Whether it's when I was running or now that I'm lifting, I love the lifestyle of eating clean, getting up early, etc. In fact, I could really say that the lifestyle is one of the huge draws of the sport to me. But when I get derailed by injury (regarding which I've had a string of bad luck), it definitely hits me hard psychologically.

This is especially difficult during programs (e.g. I'm working around an injury right now during Supergrowth 1 of BBB--very discouraging). Then you have the psychological feeling of "I'm getting out of shape" etc while you can't work to your maximal capacity. I just tell myself that it's a marathon, not a sprint, and then I just work with the maximal intensity I can while feeling like I'm not hindering recovery for the injured area.

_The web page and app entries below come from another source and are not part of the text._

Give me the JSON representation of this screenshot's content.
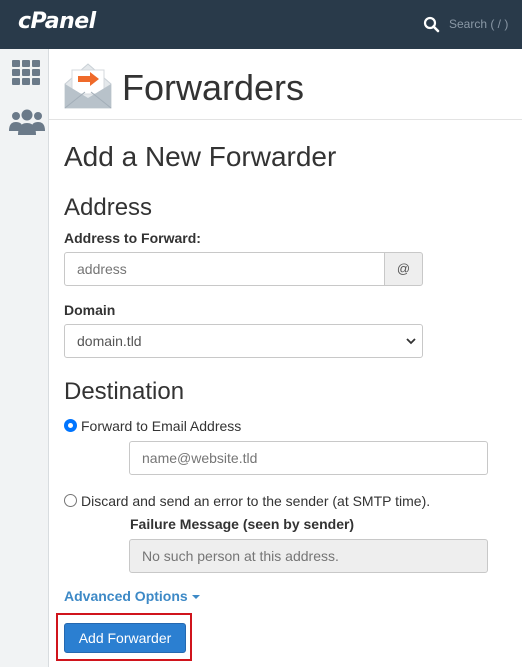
{
  "topbar": {
    "logo": "cPanel",
    "search_placeholder": "Search ( / )",
    "search_icon": "search-icon"
  },
  "sidebar": {
    "icons": [
      "grid-icon",
      "users-icon"
    ]
  },
  "header": {
    "icon": "email-forward-icon",
    "title": "Forwarders"
  },
  "form": {
    "heading": "Add a New Forwarder",
    "address_section": "Address",
    "address_label": "Address to Forward:",
    "address_placeholder": "address",
    "at_symbol": "@",
    "domain_label": "Domain",
    "domain_value": "domain.tld",
    "destination_section": "Destination",
    "forward_option": "Forward to Email Address",
    "forward_placeholder": "name@website.tld",
    "discard_option": "Discard and send an error to the sender (at SMTP time).",
    "failure_label": "Failure Message (seen by sender)",
    "failure_placeholder": "No such person at this address.",
    "advanced_options": "Advanced Options",
    "submit": "Add Forwarder"
  },
  "colors": {
    "topbar": "#293a4a",
    "accent": "#2b7fd1",
    "link": "#3d89c6",
    "highlight": "#d0141c"
  }
}
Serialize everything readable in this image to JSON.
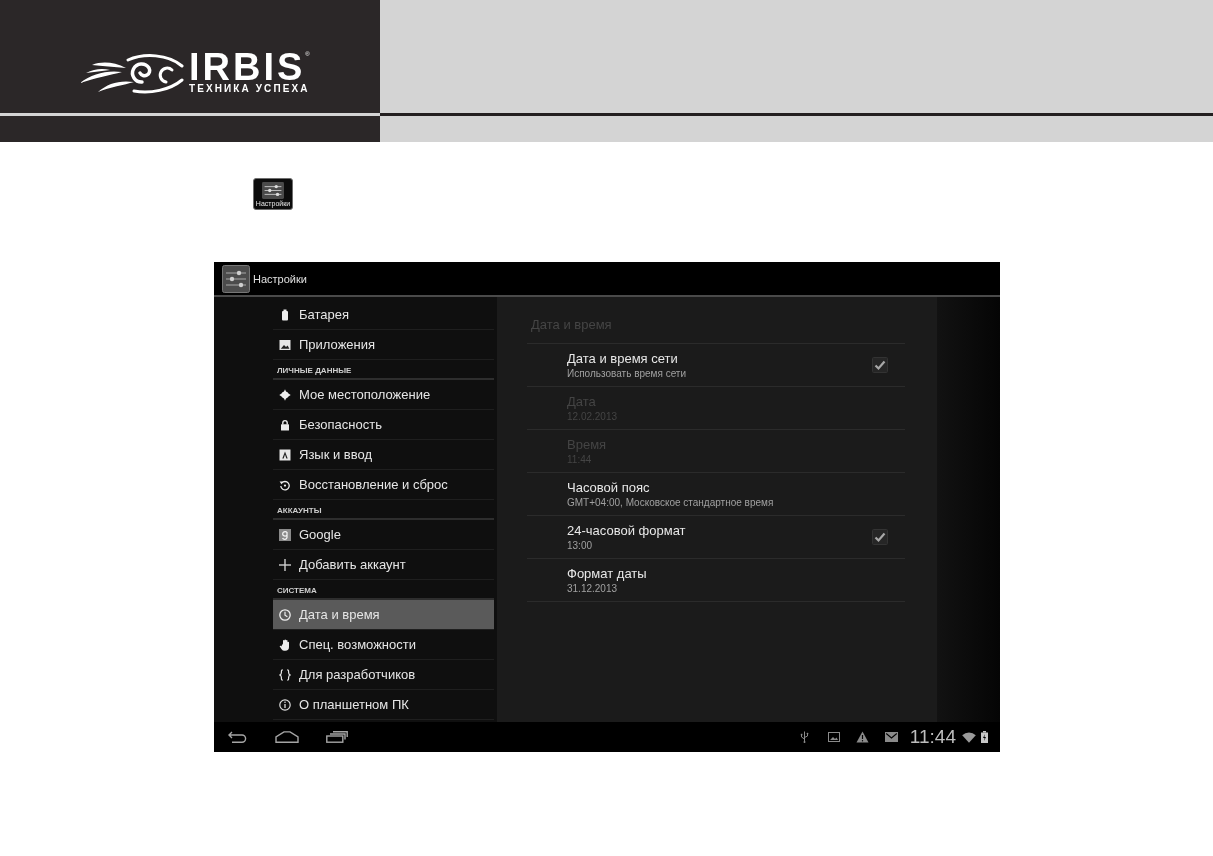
{
  "brand": {
    "name": "IRBIS",
    "mark": "®",
    "tagline": "ТЕХНИКА УСПЕХА"
  },
  "app_icon": {
    "label": "Настройки"
  },
  "screen": {
    "action_bar": {
      "title": "Настройки"
    },
    "sidebar": {
      "items": [
        {
          "kind": "item",
          "label": "Батарея",
          "selected": false
        },
        {
          "kind": "item",
          "label": "Приложения",
          "selected": false
        },
        {
          "kind": "header",
          "label": "ЛИЧНЫЕ ДАННЫЕ"
        },
        {
          "kind": "item",
          "label": "Мое местоположение",
          "selected": false
        },
        {
          "kind": "item",
          "label": "Безопасность",
          "selected": false
        },
        {
          "kind": "item",
          "label": "Язык и ввод",
          "selected": false
        },
        {
          "kind": "item",
          "label": "Восстановление и сброс",
          "selected": false
        },
        {
          "kind": "header",
          "label": "АККАУНТЫ"
        },
        {
          "kind": "item",
          "label": "Google",
          "selected": false
        },
        {
          "kind": "item",
          "label": "Добавить аккаунт",
          "selected": false
        },
        {
          "kind": "header",
          "label": "СИСТЕМА"
        },
        {
          "kind": "item",
          "label": "Дата и время",
          "selected": true
        },
        {
          "kind": "item",
          "label": "Спец. возможности",
          "selected": false
        },
        {
          "kind": "item",
          "label": "Для разработчиков",
          "selected": false
        },
        {
          "kind": "item",
          "label": "О планшетном ПК",
          "selected": false
        }
      ]
    },
    "panel": {
      "title": "Дата и время",
      "rows": [
        {
          "kind": "checkbox",
          "title": "Дата и время сети",
          "summary": "Использовать время сети",
          "disabled": false,
          "checked": true
        },
        {
          "kind": "plain",
          "title": "Дата",
          "summary": "12.02.2013",
          "disabled": true
        },
        {
          "kind": "plain",
          "title": "Время",
          "summary": "11:44",
          "disabled": true
        },
        {
          "kind": "plain",
          "title": "Часовой пояс",
          "summary": "GMT+04:00, Московское стандартное время",
          "disabled": false
        },
        {
          "kind": "checkbox",
          "title": "24-часовой формат",
          "summary": "13:00",
          "disabled": false,
          "checked": true
        },
        {
          "kind": "plain",
          "title": "Формат даты",
          "summary": "31.12.2013",
          "disabled": false
        }
      ]
    },
    "system_bar": {
      "time": "11:44"
    }
  }
}
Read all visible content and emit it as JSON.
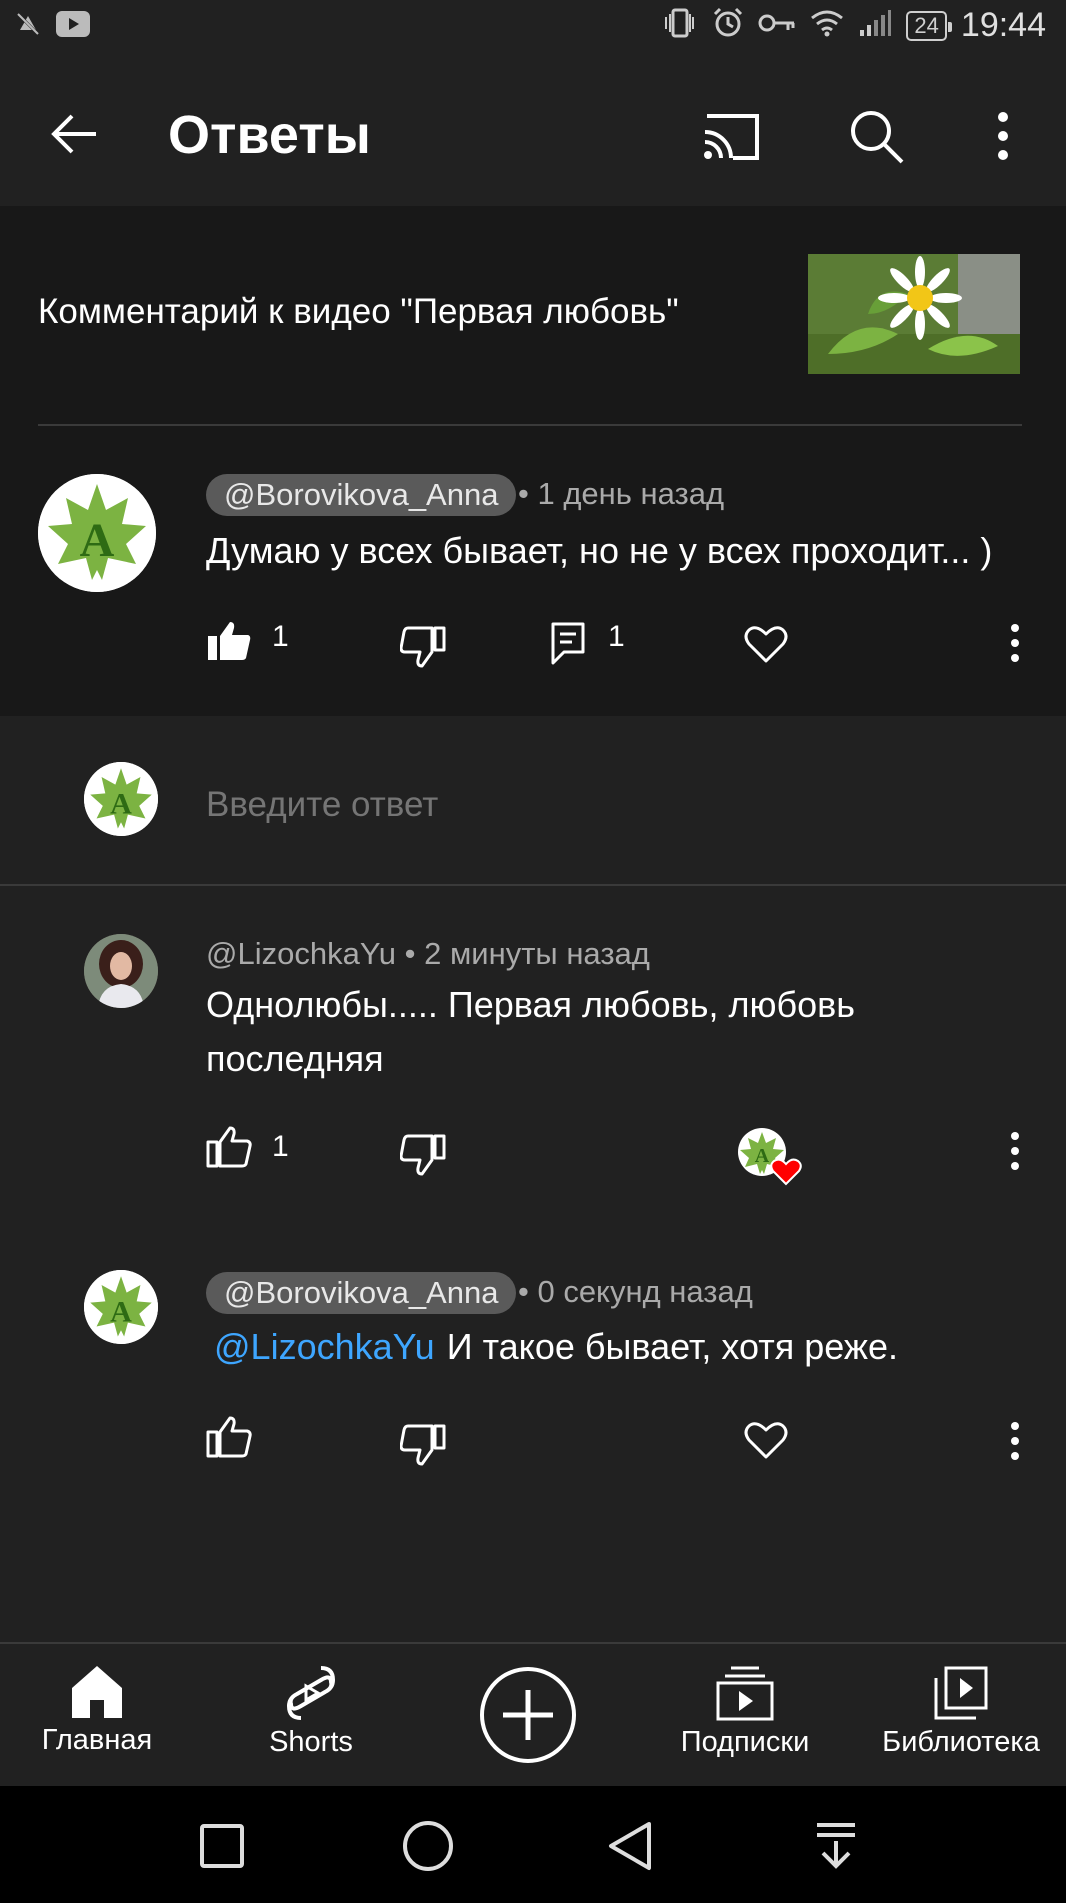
{
  "status_bar": {
    "time": "19:44",
    "battery": "24"
  },
  "app_bar": {
    "title": "Ответы"
  },
  "video": {
    "reference": "Комментарий к видео \"Первая любовь\""
  },
  "main_comment": {
    "author": "@Borovikova_Anna",
    "time": "• 1 день назад",
    "text": "Думаю у всех бывает, но не у всех проходит... )",
    "likes": "1",
    "replies": "1"
  },
  "reply_box": {
    "placeholder": "Введите ответ"
  },
  "replies": [
    {
      "author": "@LizochkaYu",
      "time": "• 2 минуты назад",
      "text": "Однолюбы..... Первая любовь, любовь последняя",
      "likes": "1"
    },
    {
      "author": "@Borovikova_Anna",
      "time": "• 0 секунд назад",
      "mention": "@LizochkaYu",
      "text": "И такое бывает, хотя реже."
    }
  ],
  "bottom_nav": {
    "home": "Главная",
    "shorts": "Shorts",
    "subscriptions": "Подписки",
    "library": "Библиотека"
  },
  "colors": {
    "background": "#212121",
    "card": "#181818",
    "mention": "#3ea6ff",
    "heart_red": "#ff0000"
  }
}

This, who cares. I understand help with nutrition and dieting, but growing bigger muscles? C'mon it's not that hard.


Theres the same if not FAR more people out there making progress and getting big as there was in this magical yesteryear people keep dreaming of.

It only seems like theres not because of the internet and idiots posting shit, and a lot of people who are making progress don't necessarily give a fuck about posting pics or even posting in general.

Far more people are trying and failing i guess than in previous years so maybe the ratio has gone down in any one given gym, but the sheer number of people big lean and strong now vs previous generations is astronomically larger.


Cant I just take a pill?


Changing programs all the time is nothing new... it's partly because 'new programs' was a good way to sell bodybuilding magazines every month.

Very closely related to this: the most popular machine at my gym is the cable station. The least popular is the power rack.

I don't hate on those people, though. At least they showed up at the gym, and are doing something.


I think there are too many people who want to be a "bodybuilder" but dont understand what really goes into achieving this look. If i had to guess, id say theres a lot of people that see that "big guy" in their gym and think "well hes here everyday working out and he got like that, if i do the same so will i" but they dont realize how much research and experimentation, along with proper nutrition and lifestyle choices that guy also took into account to achieve a bodybuilder physique.

And unfortunately, if most people did know this going into bodybuilding, theyd probably be turned off when they found out it actually required more than being in the gym an hour a day 4 days a week. "Hard work" and "dedication" seem to alien to many people's vocabulary nowadays.


I agree.

On the flip side, i've seen people bust their ass doing supersets or other "complicated" routines, expending a whole lot of energy, without really accomplishing anything.

Once I got to eating correctly, focusing on the basics and working hard on them... things fell into place pretty damn quickly.

Worry about that crap AFTER you've built a soild foundation and know what works for YOU.


I have had a few ankle injuries (two during one wrestling season), and it really does suck. One injury completely slowed down my junior football season and I got slower and more out of shape. Still, I think the whole attitude of coming back and beating life when it tried to stop you is worth working through those injuries. THat is how I see it.


It's simple. However, it is difficult.